The sector roughly covers the southern third of Sweden, the southern half of Finland, Estonia, Latvia, as well as a large area surrounding the northwestern border of Russia, including St. Petersburg.

These isotopes (cesium 137, cesium 134 and rutenium 103, in particular) “are very probably of civil origin. We are able to indicate the probable region of the source, but it is not part of the mandate of CTBTO (English acronym of the organization, note) to determine the exact origin “, commented on Twitter Lassina Zerbo, the secretary general of the international organization based in Vienna.

Russian nuclear power producer Rosenergoatom has denied any incident in the two power plants it operates in this sector.

“No anomalies have been recorded at the Leningradskaya and Kolskaya nuclear power plants,” a spokesperson for the Russian agencies said. The emissions “did not exceed the control values ​​for the period indicated” and “there have been no incidents linked to the release of radionuclides above the established levels”, he continued.

According to calculations by the Dutch Institute for Public Health and the Environment (RIVM), “the radionuclides come from the direction of western Russia” even if the measurements do not allow a more precise location to be identified.

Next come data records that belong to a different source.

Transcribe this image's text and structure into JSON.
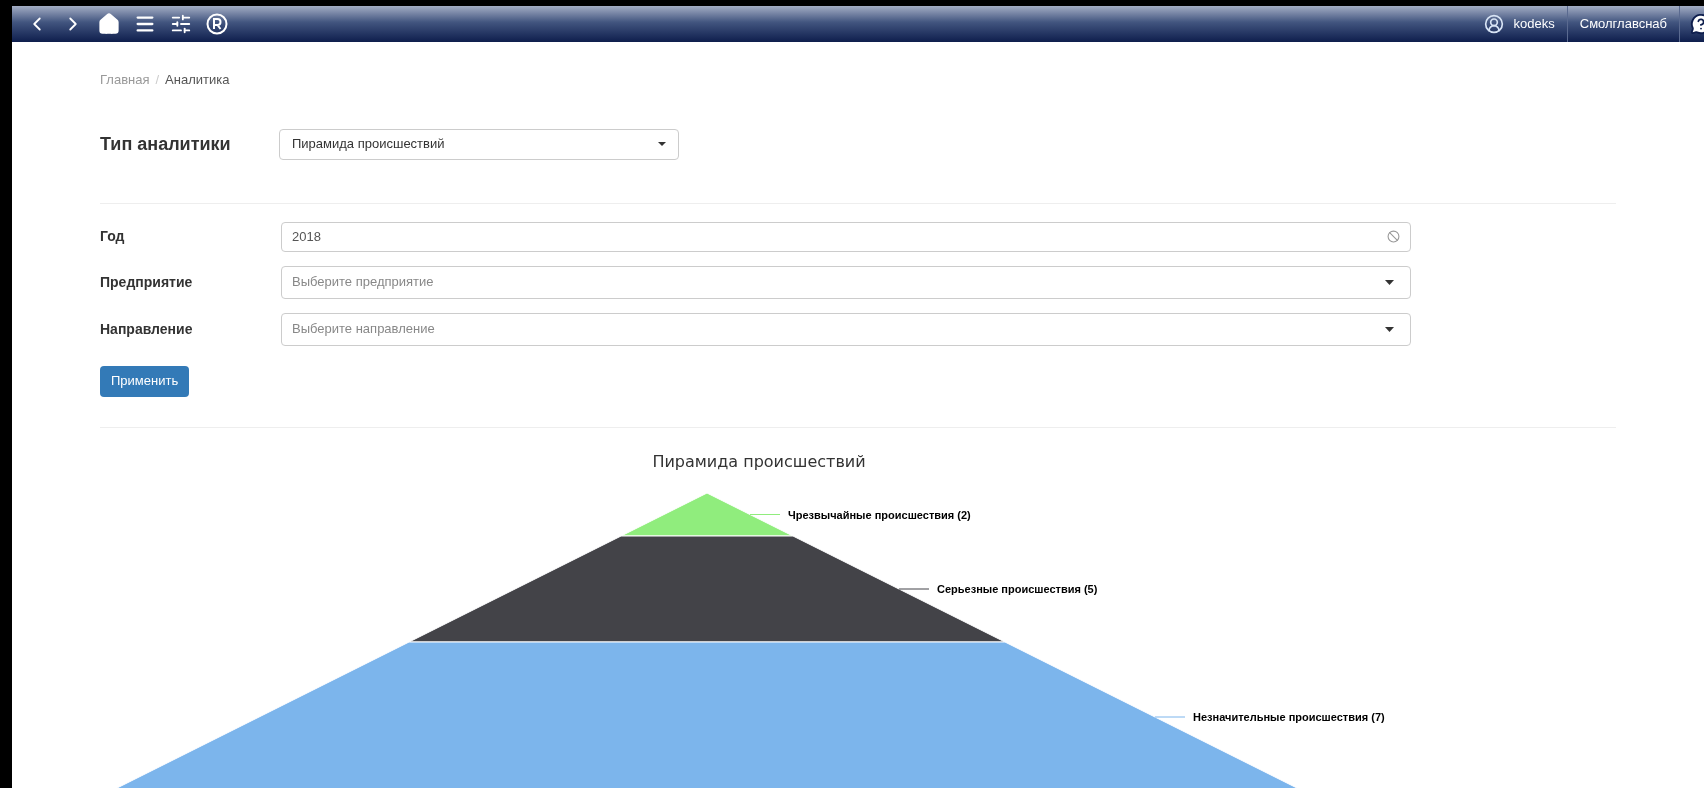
{
  "top_bar": {
    "user": "kodeks",
    "organization": "Смолглавснаб"
  },
  "breadcrumb_separator": "/",
  "breadcrumb": [
    {
      "label": "Главная",
      "kind": "link"
    },
    {
      "label": "Аналитика",
      "kind": "current"
    }
  ],
  "analytics_type": {
    "label": "Тип аналитики",
    "value": "Пирамида происшествий"
  },
  "filters": [
    {
      "label": "Год",
      "kind": "input",
      "value": "2018"
    },
    {
      "label": "Предприятие",
      "kind": "select",
      "placeholder": "Выберите предприятие"
    },
    {
      "label": "Направление",
      "kind": "select",
      "placeholder": "Выберите направление"
    }
  ],
  "apply_button": "Применить",
  "pyramid": {
    "title": "Пирамида происшествий",
    "levels": [
      {
        "label": "Чрезвычайные происшествия (2)",
        "color": "#90ed7d"
      },
      {
        "label": "Серьезные происшествия (5)",
        "color": "#434348"
      },
      {
        "label": "Незначительные происшествия (7)",
        "color": "#7cb5ec"
      }
    ]
  }
}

The nuclides identified are very artificial and therefore of human origin. And their composition “may indicate damage to a fuel element in a nuclear power plant,” said the Dutch authority in a statement.

In addition to Russia, Finland and Sweden operate nuclear reactors in the area, but no incidents have been reported. The Baltic States do not have an active reactor, Lithuania having closed its only nuclear power plant of Soviet origin as part of its entry into the European Union.

burs-map / fjb